(L-R) Walt Disney, C.V. Wood, Buzz Price. Image Credit: Disney Revue

In August 1955, Vice President Richard Nixon visited the former orange grove fields that had been meticulously cleared and packed with towering rocket ships, flying Dumbo carts, and a castle. With cameras going off, Nixon was given the key to Disneyland by the park’s own Vice President and General Manager, Cornelius Vanderbilt Wood.

An engineer who had been hired away from the Stanford Research Institute (SRI) the year prior, C.V. Wood had selected the site in Anaheim, purchased the land, and supervised construction. He was Disneyland’s first employee; Walt Disney was known to refer to him as a “son.”

Six months later, Wood was gone—not just from the park, but from Disney’s official history. 

Possibly the biggest influence on Disneyland next to Disney himself, Wood studied petroleum engineering at the University of Oklahoma. He met Disney when the animator began consulting with SRI on the logistics of his long-planned theme park. Wood proved so adept at solving problems—and so enamored with the concept of a fantasy landscape—he was brought on full-time to supervise the project’s frenetic construction.

The park opened in July 1955 and was an immediate success. Wood had a one-year contract, but in January 1956, trade papers announced his departure from the company. That he’d leave a job he was so fond of so abruptly immediately raised questions. (Embezzlement was one popular theory.) Though there’s never been a definitive answer, Van Arsdale France, a Disneyland employee who knew both Disney and Wood, believed the two men were so fiercely independent that their relationship wasn’t going to last.

“In one week, Wood was holding his regular meetings as usual, with an office crowded every minute of the day,” France was quoted as saying in The Disneyland Story. “Just about overnight, he was out.” According to employee Dick Irvine, Disney had his brother, Roy, fire Wood after a heated argument.

But Wood was still fascinated by the amusement industry. With severance pay in his pocket, the year he separated from Disney Wood he started Marco Engineering, which specialized in the design and execution of attractions. Wood was a one-of-a-kind talent for investors who wanted to try and replicate Disney’s success. He hired away several key Disney staffers; to promote his fledging business, he even started to bill himself as “The Master Planner of Disneyland.”   

Marco got off to an auspicious start. They opened Magic Mountain in Golden, Colorado in 1958, but construction delays bogged down business and the park was operational only during the summer. He also developed Pleasure Island, a Boston park that opened in 1959. Both ventures soon dissolved.

By this point, Wood was invoking his Disney ties a little too often for his former boss' liking. When he opened Freedomland in the Bronx in 1960, he billed it as “The Disneyland of the East.” Lawyers for Disney sued in order to protect the brand's copyright, and the matter was settled out of court.  

While Wood had high hopes for Freedomland—which tried to recreate historical cities and events—a series of incidents garnered the wrong kind of press. A stagecoach toppled over, breaking a guest’s spine; robbers made off with over $28,000

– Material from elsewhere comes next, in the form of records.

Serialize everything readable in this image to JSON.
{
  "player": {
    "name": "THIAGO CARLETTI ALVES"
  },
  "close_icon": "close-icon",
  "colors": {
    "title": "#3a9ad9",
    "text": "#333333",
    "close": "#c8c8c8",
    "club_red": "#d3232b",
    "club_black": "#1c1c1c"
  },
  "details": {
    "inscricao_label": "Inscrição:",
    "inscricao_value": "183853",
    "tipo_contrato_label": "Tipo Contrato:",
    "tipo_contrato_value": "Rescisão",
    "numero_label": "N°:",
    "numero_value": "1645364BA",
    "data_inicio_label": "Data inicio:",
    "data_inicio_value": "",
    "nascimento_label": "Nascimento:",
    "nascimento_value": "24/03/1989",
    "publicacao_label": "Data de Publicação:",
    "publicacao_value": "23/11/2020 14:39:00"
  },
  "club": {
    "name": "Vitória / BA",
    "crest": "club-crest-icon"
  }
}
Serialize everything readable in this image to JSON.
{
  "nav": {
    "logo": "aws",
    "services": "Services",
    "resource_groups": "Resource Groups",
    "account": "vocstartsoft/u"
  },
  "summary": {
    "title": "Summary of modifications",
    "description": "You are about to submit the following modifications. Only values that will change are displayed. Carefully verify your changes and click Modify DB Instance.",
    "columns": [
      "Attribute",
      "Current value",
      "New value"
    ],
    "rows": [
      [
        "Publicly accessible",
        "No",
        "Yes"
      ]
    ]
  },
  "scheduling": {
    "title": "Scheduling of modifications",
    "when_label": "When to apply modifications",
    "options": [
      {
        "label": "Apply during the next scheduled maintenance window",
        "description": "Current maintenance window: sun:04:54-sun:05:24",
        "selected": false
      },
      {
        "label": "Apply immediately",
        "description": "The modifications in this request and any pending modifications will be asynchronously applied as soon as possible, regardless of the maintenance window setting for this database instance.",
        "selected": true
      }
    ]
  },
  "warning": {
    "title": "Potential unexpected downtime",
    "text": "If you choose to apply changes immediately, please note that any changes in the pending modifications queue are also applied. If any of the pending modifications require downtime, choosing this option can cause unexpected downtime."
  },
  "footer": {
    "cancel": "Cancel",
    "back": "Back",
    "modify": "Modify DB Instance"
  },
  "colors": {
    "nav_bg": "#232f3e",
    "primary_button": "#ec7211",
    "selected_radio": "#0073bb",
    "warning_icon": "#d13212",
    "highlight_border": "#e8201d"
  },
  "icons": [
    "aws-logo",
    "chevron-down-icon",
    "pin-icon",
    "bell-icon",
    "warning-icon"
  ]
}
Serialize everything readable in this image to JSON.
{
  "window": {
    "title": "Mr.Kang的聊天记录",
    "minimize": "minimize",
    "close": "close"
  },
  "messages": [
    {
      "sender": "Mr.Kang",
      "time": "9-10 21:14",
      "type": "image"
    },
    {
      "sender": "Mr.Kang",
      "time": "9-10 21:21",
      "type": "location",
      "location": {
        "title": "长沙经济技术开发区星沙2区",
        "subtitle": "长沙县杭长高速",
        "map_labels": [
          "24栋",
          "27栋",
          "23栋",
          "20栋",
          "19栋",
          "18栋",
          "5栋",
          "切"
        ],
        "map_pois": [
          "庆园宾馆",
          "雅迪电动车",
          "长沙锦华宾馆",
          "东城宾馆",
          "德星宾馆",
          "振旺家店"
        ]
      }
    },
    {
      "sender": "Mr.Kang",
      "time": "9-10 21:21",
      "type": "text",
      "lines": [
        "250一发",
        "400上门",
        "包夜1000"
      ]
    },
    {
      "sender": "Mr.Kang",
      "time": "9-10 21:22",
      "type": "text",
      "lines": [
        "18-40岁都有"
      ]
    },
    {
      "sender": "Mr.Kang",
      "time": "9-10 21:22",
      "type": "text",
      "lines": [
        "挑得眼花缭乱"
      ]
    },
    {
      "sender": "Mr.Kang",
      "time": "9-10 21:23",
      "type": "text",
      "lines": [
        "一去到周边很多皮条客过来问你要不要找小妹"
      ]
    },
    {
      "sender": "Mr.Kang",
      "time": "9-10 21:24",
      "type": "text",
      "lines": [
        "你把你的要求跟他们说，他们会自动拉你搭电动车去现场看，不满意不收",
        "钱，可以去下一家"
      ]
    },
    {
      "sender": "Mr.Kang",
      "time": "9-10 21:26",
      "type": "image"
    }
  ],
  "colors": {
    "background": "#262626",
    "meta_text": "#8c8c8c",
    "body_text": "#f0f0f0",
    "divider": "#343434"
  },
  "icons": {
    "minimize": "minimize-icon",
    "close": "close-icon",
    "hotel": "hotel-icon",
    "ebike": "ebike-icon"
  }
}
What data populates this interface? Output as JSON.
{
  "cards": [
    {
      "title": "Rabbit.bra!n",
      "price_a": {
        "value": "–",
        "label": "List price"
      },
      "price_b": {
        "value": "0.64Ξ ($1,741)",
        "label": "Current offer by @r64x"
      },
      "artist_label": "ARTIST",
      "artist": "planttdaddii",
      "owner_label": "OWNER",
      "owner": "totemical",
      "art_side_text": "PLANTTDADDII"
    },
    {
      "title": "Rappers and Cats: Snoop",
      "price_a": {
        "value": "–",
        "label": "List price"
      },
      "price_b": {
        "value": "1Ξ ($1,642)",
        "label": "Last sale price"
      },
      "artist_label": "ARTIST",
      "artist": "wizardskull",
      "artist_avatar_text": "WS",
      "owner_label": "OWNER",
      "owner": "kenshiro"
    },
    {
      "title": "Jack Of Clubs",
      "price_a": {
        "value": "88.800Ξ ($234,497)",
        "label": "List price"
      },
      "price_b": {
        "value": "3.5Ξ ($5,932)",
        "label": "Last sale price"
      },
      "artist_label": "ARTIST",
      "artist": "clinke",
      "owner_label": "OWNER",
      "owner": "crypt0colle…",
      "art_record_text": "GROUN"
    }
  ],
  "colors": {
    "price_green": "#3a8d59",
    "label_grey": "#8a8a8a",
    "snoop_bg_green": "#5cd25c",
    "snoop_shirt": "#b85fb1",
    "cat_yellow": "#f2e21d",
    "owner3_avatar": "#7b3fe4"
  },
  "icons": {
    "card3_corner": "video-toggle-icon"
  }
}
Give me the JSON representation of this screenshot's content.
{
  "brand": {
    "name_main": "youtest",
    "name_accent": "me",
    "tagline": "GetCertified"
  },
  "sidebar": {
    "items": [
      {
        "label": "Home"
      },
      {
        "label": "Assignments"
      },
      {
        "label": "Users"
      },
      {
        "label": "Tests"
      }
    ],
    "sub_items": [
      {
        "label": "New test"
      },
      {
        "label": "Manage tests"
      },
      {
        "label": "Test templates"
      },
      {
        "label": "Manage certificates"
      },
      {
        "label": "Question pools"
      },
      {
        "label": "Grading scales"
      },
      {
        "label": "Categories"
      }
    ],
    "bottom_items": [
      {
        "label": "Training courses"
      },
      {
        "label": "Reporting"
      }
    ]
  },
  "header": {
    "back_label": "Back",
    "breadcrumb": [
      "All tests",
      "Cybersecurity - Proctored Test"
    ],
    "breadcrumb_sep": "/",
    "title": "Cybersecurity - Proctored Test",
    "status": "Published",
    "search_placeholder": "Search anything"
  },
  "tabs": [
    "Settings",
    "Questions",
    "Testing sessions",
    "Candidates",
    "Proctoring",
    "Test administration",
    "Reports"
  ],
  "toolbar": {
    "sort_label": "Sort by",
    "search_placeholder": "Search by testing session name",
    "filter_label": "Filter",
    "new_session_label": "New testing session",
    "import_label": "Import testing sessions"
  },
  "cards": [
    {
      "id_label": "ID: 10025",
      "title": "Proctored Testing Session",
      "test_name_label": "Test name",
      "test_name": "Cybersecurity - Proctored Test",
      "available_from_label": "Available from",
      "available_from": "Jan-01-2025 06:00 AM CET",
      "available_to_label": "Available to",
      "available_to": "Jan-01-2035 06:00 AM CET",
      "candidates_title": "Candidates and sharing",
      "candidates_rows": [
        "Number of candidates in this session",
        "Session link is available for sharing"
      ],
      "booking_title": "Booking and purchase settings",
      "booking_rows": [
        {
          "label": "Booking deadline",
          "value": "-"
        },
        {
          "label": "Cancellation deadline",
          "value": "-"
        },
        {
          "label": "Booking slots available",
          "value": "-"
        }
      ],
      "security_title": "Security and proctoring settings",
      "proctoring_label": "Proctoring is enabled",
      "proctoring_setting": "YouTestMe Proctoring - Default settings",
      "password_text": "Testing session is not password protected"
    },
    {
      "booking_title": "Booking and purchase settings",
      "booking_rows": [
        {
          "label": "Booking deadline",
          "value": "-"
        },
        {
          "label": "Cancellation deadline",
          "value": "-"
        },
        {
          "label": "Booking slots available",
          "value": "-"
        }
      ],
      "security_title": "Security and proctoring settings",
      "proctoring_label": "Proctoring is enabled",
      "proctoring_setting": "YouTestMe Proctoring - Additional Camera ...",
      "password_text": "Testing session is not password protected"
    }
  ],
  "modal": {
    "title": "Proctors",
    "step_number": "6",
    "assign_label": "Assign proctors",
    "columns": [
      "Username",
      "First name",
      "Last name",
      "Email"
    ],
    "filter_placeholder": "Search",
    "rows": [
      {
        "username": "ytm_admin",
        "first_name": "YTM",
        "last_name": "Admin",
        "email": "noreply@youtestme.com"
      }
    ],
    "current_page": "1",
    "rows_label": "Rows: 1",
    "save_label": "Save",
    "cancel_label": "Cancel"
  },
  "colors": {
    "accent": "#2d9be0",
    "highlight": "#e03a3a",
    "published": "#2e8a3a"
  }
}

Freedomland closed in 1964, unable to compete with the neighboring World’s Fair and its stockpile of Disney-endorsed attractions. Wood later became famous for moving the London Bridge to Arizona, piece by piece, for a tourist attraction in 1968. He also founded the International Chili Society before ending his career at Warner Bros., where he worked until his death in 1992.

There is no account of Wood ever reconciling with Disney. While the company has received criticism for not acknowledging his contributions to Disneyland, not everyone got the memo. In 2011, an official Disney travel magazine innocently offered a bit of trivia about the relocated London Bridge in Arizona and one of the men responsible for it: C.V. Wood.